- _WORK INSTRUCTIONS_: Look through the records that follow. Copy every line containing the word "JSON".

Recorded data:
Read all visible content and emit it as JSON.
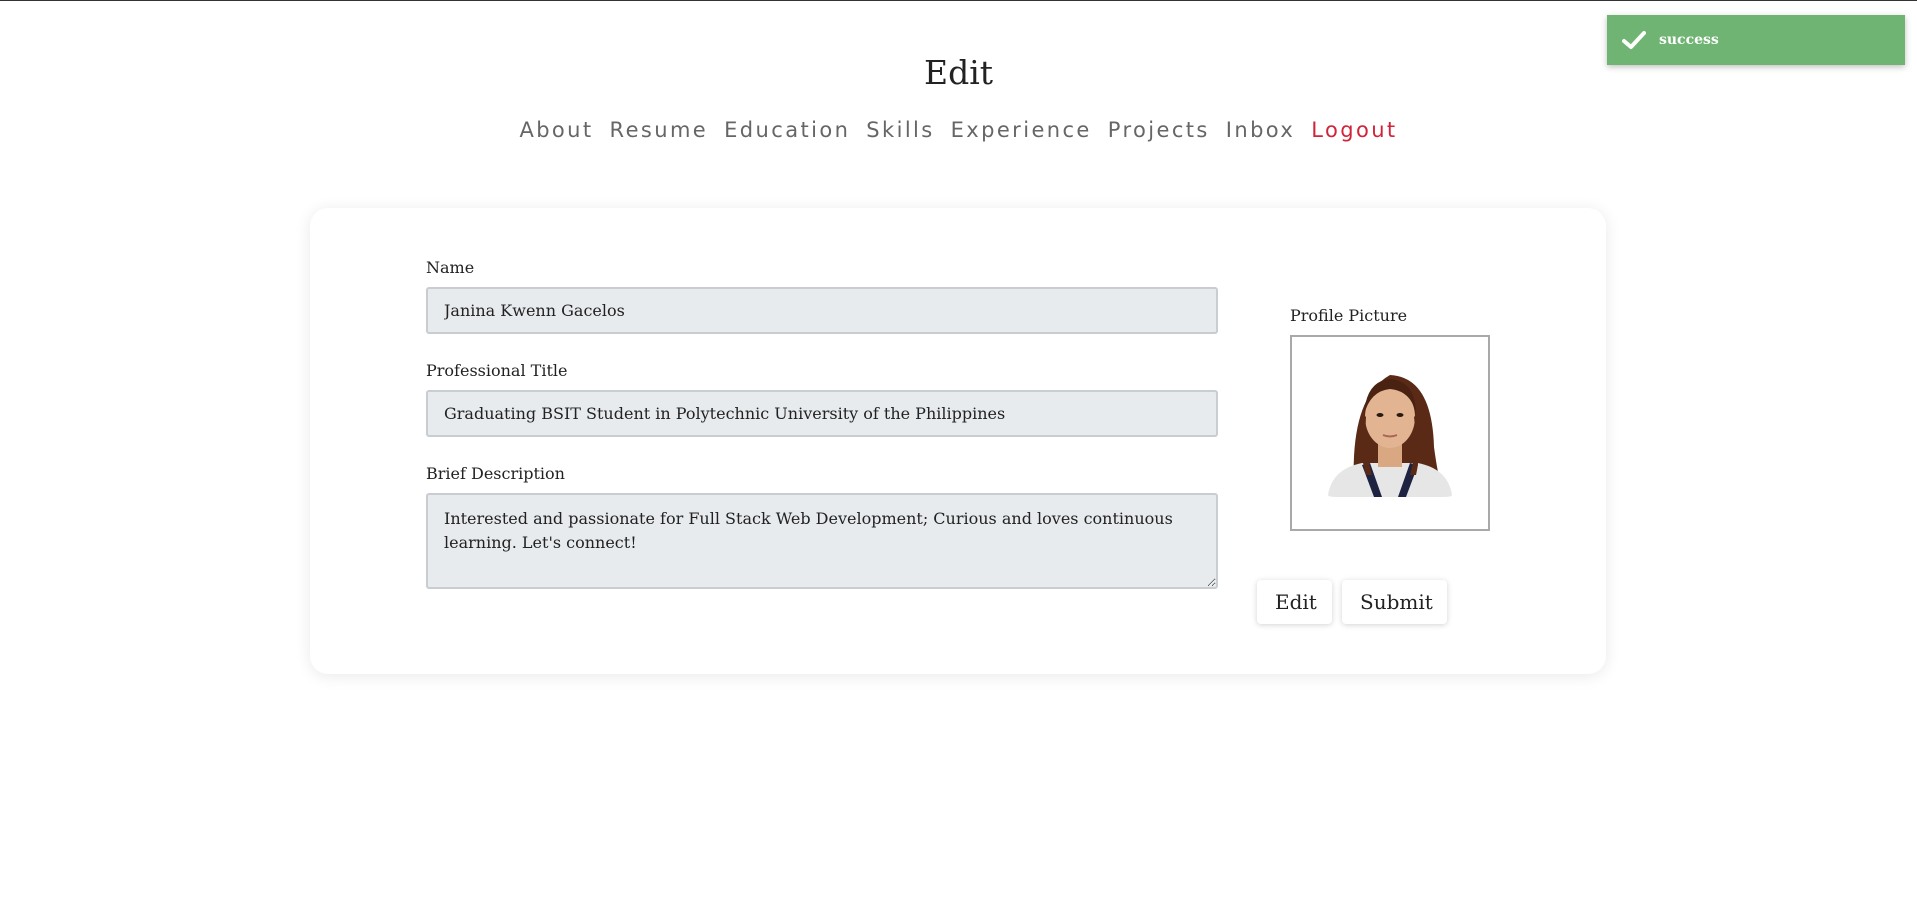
{
  "toast": {
    "message": "success",
    "icon": "check-icon",
    "color": "#6fb473"
  },
  "header": {
    "title": "Edit"
  },
  "nav": {
    "items": [
      {
        "label": "About"
      },
      {
        "label": "Resume"
      },
      {
        "label": "Education"
      },
      {
        "label": "Skills"
      },
      {
        "label": "Experience"
      },
      {
        "label": "Projects"
      },
      {
        "label": "Inbox"
      },
      {
        "label": "Logout",
        "color": "#d0243a"
      }
    ]
  },
  "form": {
    "name_label": "Name",
    "name_value": "Janina Kwenn Gacelos",
    "title_label": "Professional Title",
    "title_value": "Graduating BSIT Student in Polytechnic University of the Philippines",
    "description_label": "Brief Description",
    "description_value": "Interested and passionate for Full Stack Web Development; Curious and loves continuous learning. Let's connect!",
    "picture_label": "Profile Picture",
    "edit_label": "Edit",
    "submit_label": "Submit"
  }
}
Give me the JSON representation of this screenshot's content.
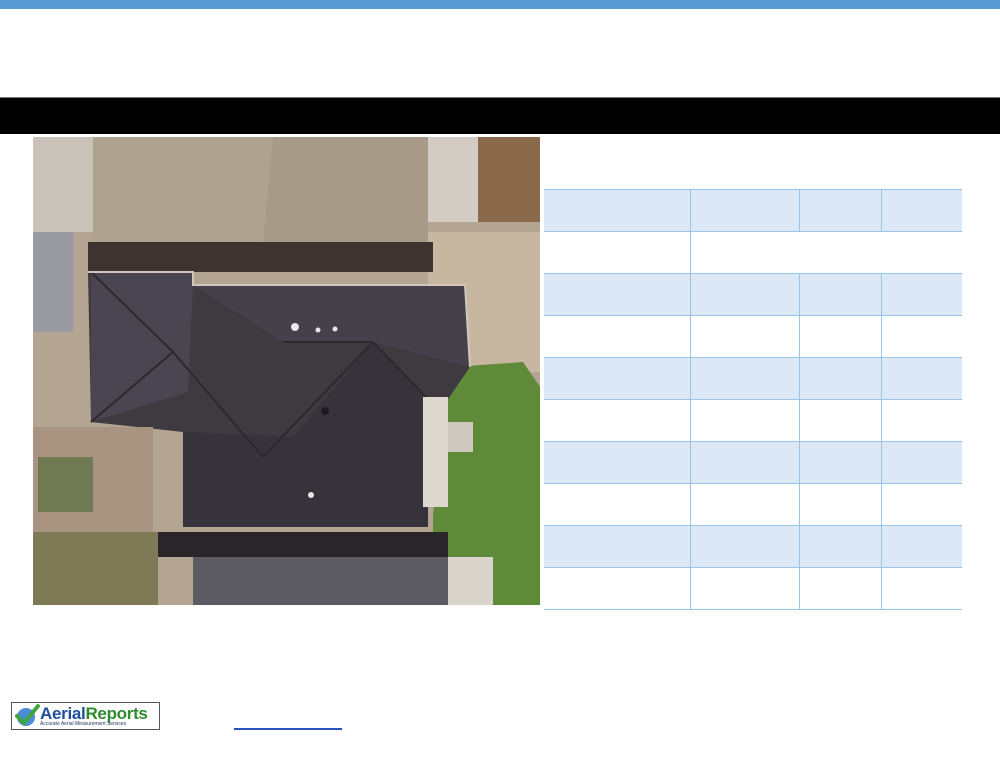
{
  "header": {
    "accent_color": "#5b9bd5",
    "title": ""
  },
  "image": {
    "description_icon": "aerial-photo"
  },
  "table": {
    "rows": [
      [
        "",
        "",
        "",
        ""
      ],
      [
        "",
        ""
      ],
      [
        "",
        "",
        "",
        ""
      ],
      [
        "",
        "",
        "",
        ""
      ],
      [
        "",
        "",
        "",
        ""
      ],
      [
        "",
        "",
        "",
        ""
      ],
      [
        "",
        "",
        "",
        ""
      ],
      [
        "",
        "",
        "",
        ""
      ],
      [
        "",
        "",
        "",
        ""
      ],
      [
        "",
        "",
        "",
        ""
      ]
    ]
  },
  "footer": {
    "logo_text_part1": "Aerial",
    "logo_text_part2": "Reports",
    "logo_tagline": "Accurate Aerial Measurement Services",
    "link_text": ""
  }
}
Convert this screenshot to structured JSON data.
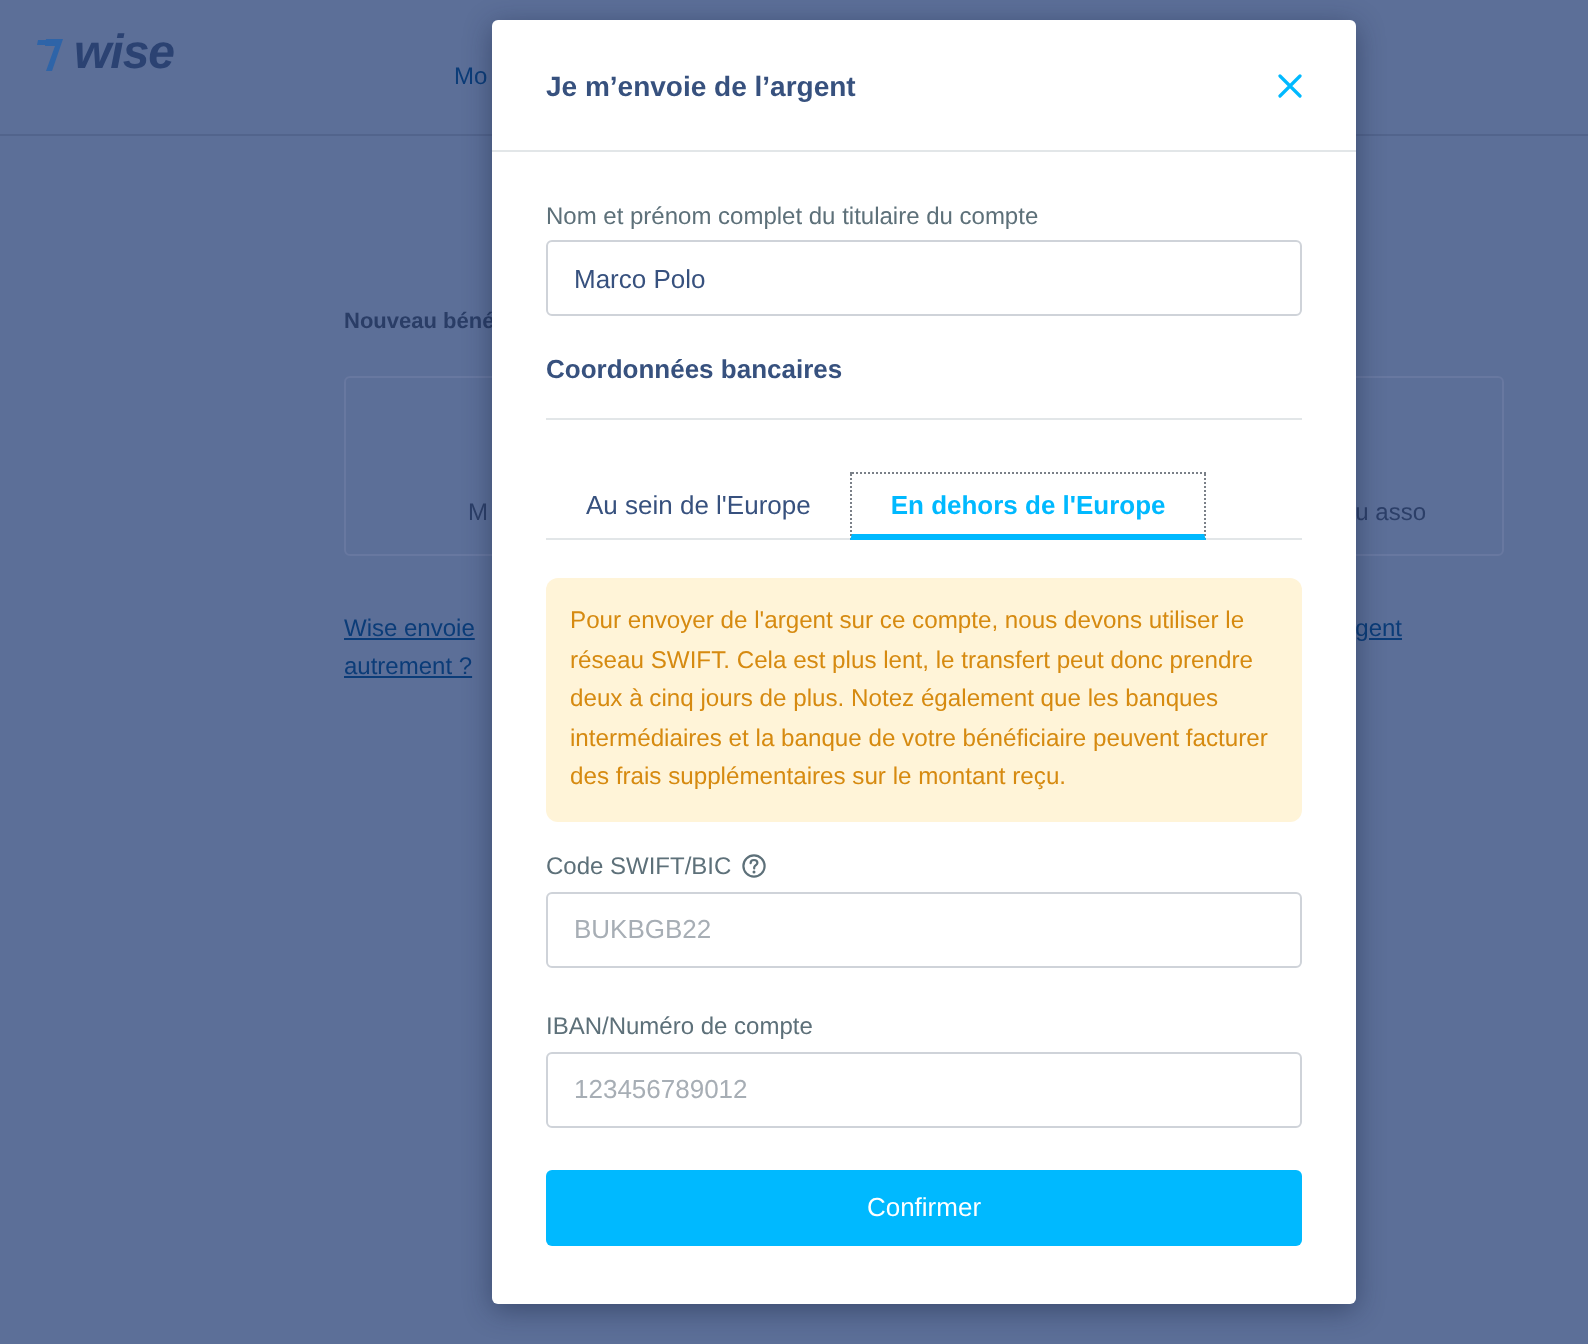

- _ANSWER TO THIS TASK_:
Read all visible content and emit it as JSON.
Give me the JSON representation of this screenshot's content.
Convert this screenshot to structured JSON data.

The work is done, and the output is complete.